* _TASK TO COMPLETE_: An exact repeat is needed of the lines from the one with "Read all visible content and emit it as JSON." through the last line of the data below. Please omit the pictures.

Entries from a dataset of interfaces
##########

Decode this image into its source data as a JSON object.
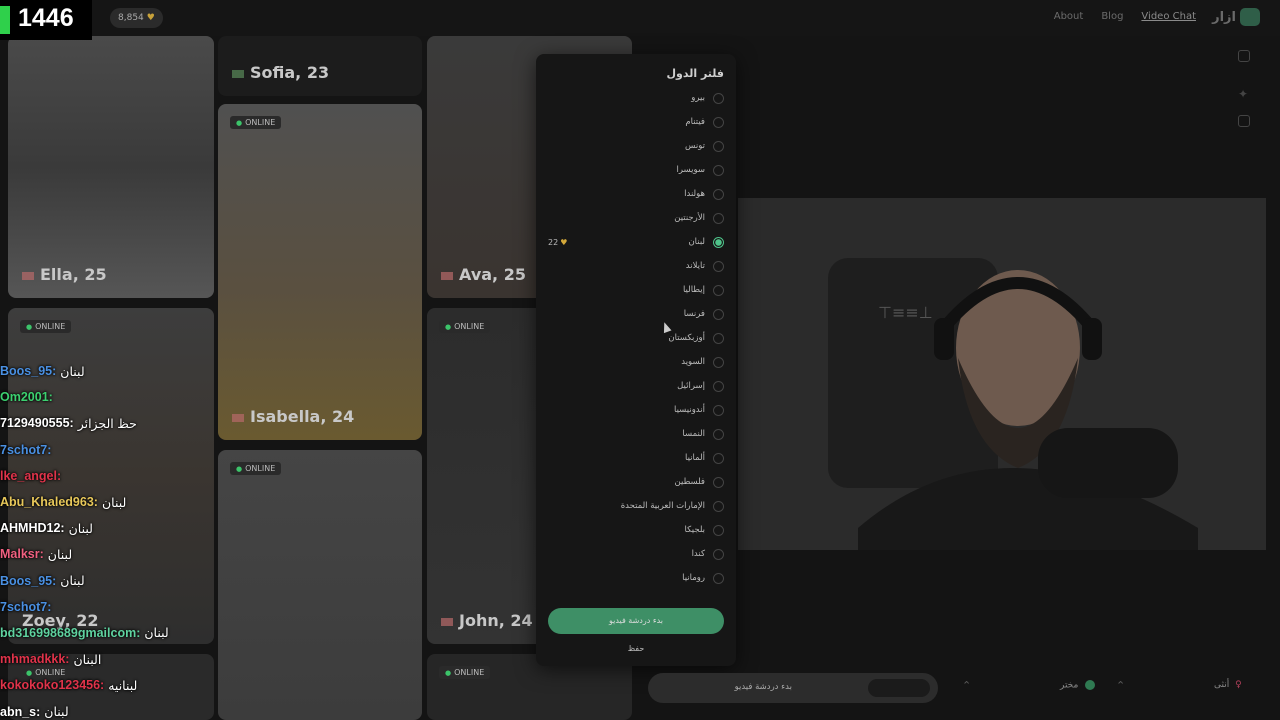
{
  "stream": {
    "viewer_count": "1446"
  },
  "topbar": {
    "coins": "8,854",
    "links": [
      "About",
      "Blog",
      "Video Chat"
    ],
    "active_link": "Video Chat",
    "brand": "ازار"
  },
  "cards": {
    "col1": [
      {
        "name": "Ella, 25"
      },
      {
        "name": "Zoey, 22"
      }
    ],
    "col2": [
      {
        "name": "Sofia, 23"
      },
      {
        "name": "Isabella, 24"
      }
    ],
    "col3": [
      {
        "name": "Ava, 25"
      },
      {
        "name": "John, 24"
      }
    ],
    "online_label": "ONLINE"
  },
  "chat": [
    {
      "user": "Boos_95:",
      "msg": "لبنان",
      "color": "#4a90e2"
    },
    {
      "user": "Om2001:",
      "msg": "",
      "color": "#3cd070"
    },
    {
      "user": "7129490555:",
      "msg": "حظ الجزائر",
      "color": "#ffffff"
    },
    {
      "user": "7schot7:",
      "msg": "",
      "color": "#4a90e2"
    },
    {
      "user": "lke_angel:",
      "msg": "",
      "color": "#e0334a"
    },
    {
      "user": "Abu_Khaled963:",
      "msg": "لبنان",
      "color": "#e8c85a"
    },
    {
      "user": "AHMHD12:",
      "msg": "لبنان",
      "color": "#ffffff"
    },
    {
      "user": "Malksr:",
      "msg": "لبنان",
      "color": "#f06080"
    },
    {
      "user": "Boos_95:",
      "msg": "لبنان",
      "color": "#4a90e2"
    },
    {
      "user": "7schot7:",
      "msg": "",
      "color": "#4a90e2"
    },
    {
      "user": "bd316998689gmailcom:",
      "msg": "لبنان",
      "color": "#5fd3a0"
    },
    {
      "user": "mhmadkkk:",
      "msg": "البنان",
      "color": "#e0334a"
    },
    {
      "user": "kokokoko123456:",
      "msg": "لبنانيه",
      "color": "#e0334a"
    },
    {
      "user": "abn_s:",
      "msg": "لبنان",
      "color": "#ffffff"
    }
  ],
  "filter": {
    "title": "فلتر الدول",
    "countries": [
      {
        "name": "بيرو",
        "checked": false
      },
      {
        "name": "فيتنام",
        "checked": false
      },
      {
        "name": "تونس",
        "checked": false
      },
      {
        "name": "سويسرا",
        "checked": false
      },
      {
        "name": "هولندا",
        "checked": false
      },
      {
        "name": "الأرجنتين",
        "checked": false
      },
      {
        "name": "لبنان",
        "checked": true,
        "cost": "22"
      },
      {
        "name": "تايلاند",
        "checked": false
      },
      {
        "name": "إيطاليا",
        "checked": false
      },
      {
        "name": "فرنسا",
        "checked": false
      },
      {
        "name": "أوزبكستان",
        "checked": false
      },
      {
        "name": "السويد",
        "checked": false
      },
      {
        "name": "إسرائيل",
        "checked": false
      },
      {
        "name": "أندونيسيا",
        "checked": false
      },
      {
        "name": "النمسا",
        "checked": false
      },
      {
        "name": "ألمانيا",
        "checked": false
      },
      {
        "name": "فلسطين",
        "checked": false
      },
      {
        "name": "الإمارات العربية المتحدة",
        "checked": false
      },
      {
        "name": "بلجيكا",
        "checked": false
      },
      {
        "name": "كندا",
        "checked": false
      },
      {
        "name": "رومانيا",
        "checked": false
      }
    ],
    "start_button": "بدء دردشة فيديو",
    "save": "حفظ"
  },
  "bottom": {
    "start_text": "بدء دردشة فيديو",
    "gender": "أنثى",
    "region": "مختر"
  },
  "colors": {
    "accent": "#3e8f66",
    "radio_checked": "#4fc48a",
    "gem": "#d4a93a"
  }
}
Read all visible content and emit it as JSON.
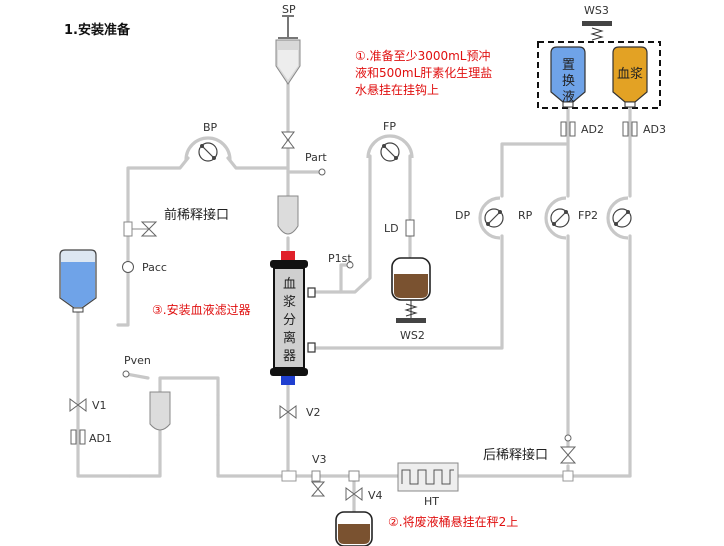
{
  "title": "1.安装准备",
  "notes": {
    "note1_line1": "①.准备至少3000mL预冲",
    "note1_line2": "液和500mL肝素化生理盐",
    "note1_line3": "水悬挂在挂钩上",
    "note2": "②.将废液桶悬挂在秤2上",
    "note3": "③.安装血液滤过器"
  },
  "labels": {
    "sp": "SP",
    "ws3": "WS3",
    "bp": "BP",
    "part": "Part",
    "fp": "FP",
    "ld": "LD",
    "p1st": "P1st",
    "ws2": "WS2",
    "pre_dilution": "前稀释接口",
    "pacc": "Pacc",
    "pven": "Pven",
    "v1": "V1",
    "ad1": "AD1",
    "v2": "V2",
    "v3": "V3",
    "v4": "V4",
    "ht": "HT",
    "post_dilution": "后稀释接口",
    "dp": "DP",
    "rp": "RP",
    "fp2": "FP2",
    "ad2": "AD2",
    "ad3": "AD3"
  },
  "bags": {
    "replacement_1": "置",
    "replacement_2": "换",
    "replacement_3": "液",
    "plasma": "血浆"
  },
  "separator": {
    "c1": "血",
    "c2": "浆",
    "c3": "分",
    "c4": "离",
    "c5": "器"
  },
  "colors": {
    "accent_red": "#e01010",
    "pipe_gray": "#c8c8c8",
    "fluid_blue": "#6fa3e8",
    "plasma_orange": "#e3a224",
    "waste_brown": "#7a5230",
    "connector_red": "#e0202a",
    "connector_blue": "#1f3fd0"
  }
}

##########

* _EXERCISE OUTPUT_:
Read all visible content and emit it as JSON.
{
  "title": "1.安装准备",
  "notes": {
    "note1_line1": "①.准备至少3000mL预冲",
    "note1_line2": "液和500mL肝素化生理盐",
    "note1_line3": "水悬挂在挂钩上",
    "note2": "②.将废液桶悬挂在秤2上",
    "note3": "③.安装血液滤过器"
  },
  "labels": {
    "sp": "SP",
    "ws3": "WS3",
    "bp": "BP",
    "part": "Part",
    "fp": "FP",
    "ld": "LD",
    "p1st": "P1st",
    "ws2": "WS2",
    "pre_dilution": "前稀释接口",
    "pacc": "Pacc",
    "pven": "Pven",
    "v1": "V1",
    "ad1": "AD1",
    "v2": "V2",
    "v3": "V3",
    "v4": "V4",
    "ht": "HT",
    "post_dilution": "后稀释接口",
    "dp": "DP",
    "rp": "RP",
    "fp2": "FP2",
    "ad2": "AD2",
    "ad3": "AD3"
  },
  "bags": {
    "replacement_1": "置",
    "replacement_2": "换",
    "replacement_3": "液",
    "plasma": "血浆"
  },
  "separator": {
    "c1": "血",
    "c2": "浆",
    "c3": "分",
    "c4": "离",
    "c5": "器"
  },
  "colors": {
    "accent_red": "#e01010",
    "pipe_gray": "#c8c8c8",
    "fluid_blue": "#6fa3e8",
    "plasma_orange": "#e3a224",
    "waste_brown": "#7a5230",
    "connector_red": "#e0202a",
    "connector_blue": "#1f3fd0"
  }
}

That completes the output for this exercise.